TASK OBJECTIVE:
Look through the material below and copy every line containing the word "Madagascar".

RECORDS FOR THE EXERCISE:
****

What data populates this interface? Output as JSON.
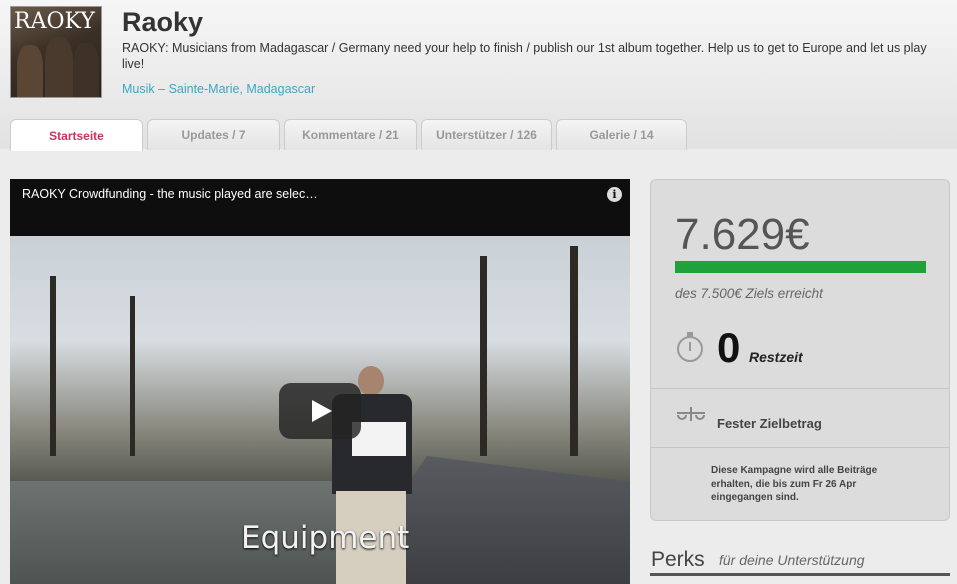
{
  "project": {
    "cover_label": "RAOKY",
    "title": "Raoky",
    "description": "RAOKY: Musicians from Madagascar / Germany need your help to finish / publish our 1st album together. Help us to get to Europe and let us play live!",
    "category": "Musik",
    "separator": " – ",
    "location": "Sainte-Marie, Madagascar"
  },
  "tabs": [
    {
      "label": "Startseite",
      "active": true
    },
    {
      "label": "Updates / 7",
      "active": false
    },
    {
      "label": "Kommentare / 21",
      "active": false
    },
    {
      "label": "Unterstützer / 126",
      "active": false
    },
    {
      "label": "Galerie / 14",
      "active": false
    }
  ],
  "video": {
    "title": "RAOKY Crowdfunding - the music played are selec…",
    "info_icon": "i",
    "caption": "Equipment"
  },
  "stats": {
    "amount": "7.629€",
    "progress_fraction": 1.0,
    "goal_text": "des 7.500€ Ziels erreicht",
    "days_left": "0",
    "days_label": "Restzeit",
    "funding_type": "Fester Zielbetrag",
    "note": "Diese Kampagne wird alle Beiträge erhalten, die bis zum Fr 26 Apr eingegangen sind.",
    "accent_color": "#1fa13b"
  },
  "perks": {
    "title": "Perks",
    "subtitle": "für deine Unterstützung"
  }
}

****

ANSWER BOX:
    "description": "RAOKY: Musicians from Madagascar / Germany need your help to finish / publish our 1st album together. Help us to get to Europe and let us play live!",
    "location": "Sainte-Marie, Madagascar"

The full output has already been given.